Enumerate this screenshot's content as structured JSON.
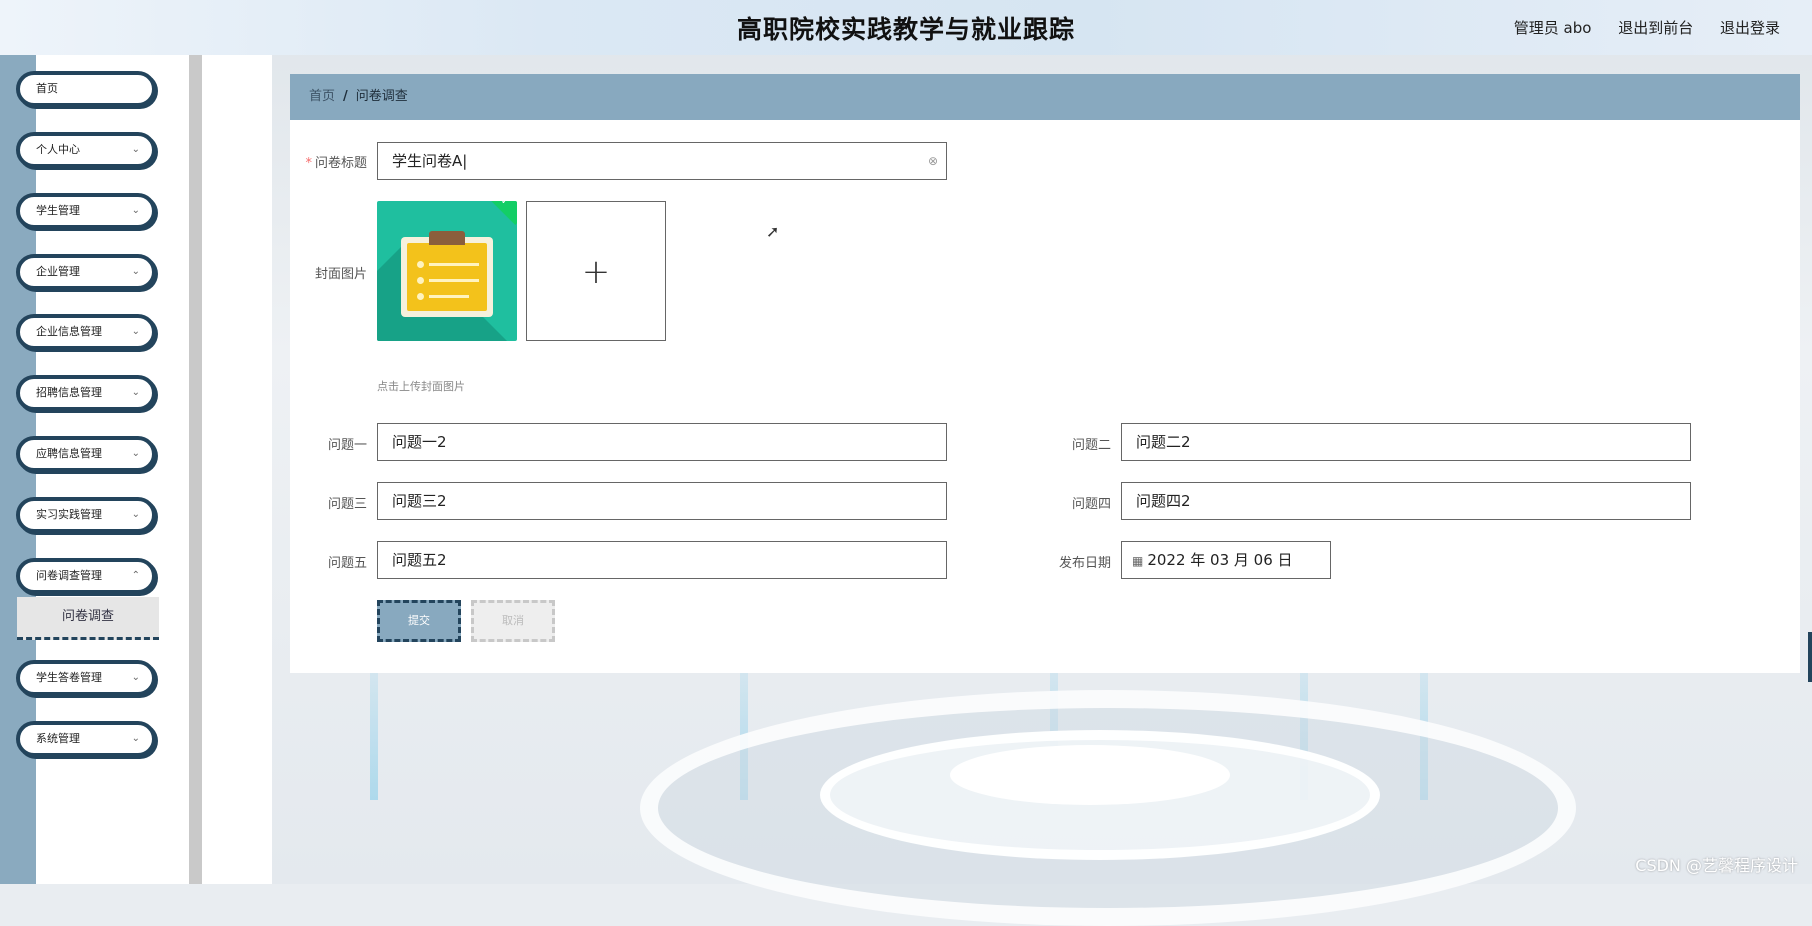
{
  "header": {
    "title": "高职院校实践教学与就业跟踪",
    "user": "管理员 abo",
    "front_link": "退出到前台",
    "logout_link": "退出登录"
  },
  "sidebar": {
    "items": [
      {
        "label": "首页"
      },
      {
        "label": "个人中心"
      },
      {
        "label": "学生管理"
      },
      {
        "label": "企业管理"
      },
      {
        "label": "企业信息管理"
      },
      {
        "label": "招聘信息管理"
      },
      {
        "label": "应聘信息管理"
      },
      {
        "label": "实习实践管理"
      },
      {
        "label": "问卷调查管理"
      },
      {
        "label": "学生答卷管理"
      },
      {
        "label": "系统管理"
      }
    ],
    "active_sub": "问卷调查"
  },
  "breadcrumb": {
    "home": "首页",
    "separator": "/",
    "current": "问卷调查"
  },
  "form": {
    "title_label": "问卷标题",
    "title_value": "学生问卷A",
    "cover_label": "封面图片",
    "upload_hint": "点击上传封面图片",
    "q1_label": "问题一",
    "q1_value": "问题一2",
    "q2_label": "问题二",
    "q2_value": "问题二2",
    "q3_label": "问题三",
    "q3_value": "问题三2",
    "q4_label": "问题四",
    "q4_value": "问题四2",
    "q5_label": "问题五",
    "q5_value": "问题五2",
    "date_label": "发布日期",
    "date_value": "2022 年 03 月 06 日",
    "submit": "提交",
    "cancel": "取消"
  },
  "watermark": "CSDN @艺馨程序设计",
  "colors": {
    "accent": "#88a9bf",
    "dark": "#23445c",
    "required": "#f56c6c",
    "success": "#13ce66"
  }
}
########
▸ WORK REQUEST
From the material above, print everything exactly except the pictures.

▸ RESULT FOR THIS TASK
Enumerate this screenshot's content as structured JSON.
{
  "header": {
    "title": "高职院校实践教学与就业跟踪",
    "user": "管理员 abo",
    "front_link": "退出到前台",
    "logout_link": "退出登录"
  },
  "sidebar": {
    "items": [
      {
        "label": "首页"
      },
      {
        "label": "个人中心"
      },
      {
        "label": "学生管理"
      },
      {
        "label": "企业管理"
      },
      {
        "label": "企业信息管理"
      },
      {
        "label": "招聘信息管理"
      },
      {
        "label": "应聘信息管理"
      },
      {
        "label": "实习实践管理"
      },
      {
        "label": "问卷调查管理"
      },
      {
        "label": "学生答卷管理"
      },
      {
        "label": "系统管理"
      }
    ],
    "active_sub": "问卷调查"
  },
  "breadcrumb": {
    "home": "首页",
    "separator": "/",
    "current": "问卷调查"
  },
  "form": {
    "title_label": "问卷标题",
    "title_value": "学生问卷A",
    "cover_label": "封面图片",
    "upload_hint": "点击上传封面图片",
    "q1_label": "问题一",
    "q1_value": "问题一2",
    "q2_label": "问题二",
    "q2_value": "问题二2",
    "q3_label": "问题三",
    "q3_value": "问题三2",
    "q4_label": "问题四",
    "q4_value": "问题四2",
    "q5_label": "问题五",
    "q5_value": "问题五2",
    "date_label": "发布日期",
    "date_value": "2022 年 03 月 06 日",
    "submit": "提交",
    "cancel": "取消"
  },
  "watermark": "CSDN @艺馨程序设计",
  "colors": {
    "accent": "#88a9bf",
    "dark": "#23445c",
    "required": "#f56c6c",
    "success": "#13ce66"
  }
}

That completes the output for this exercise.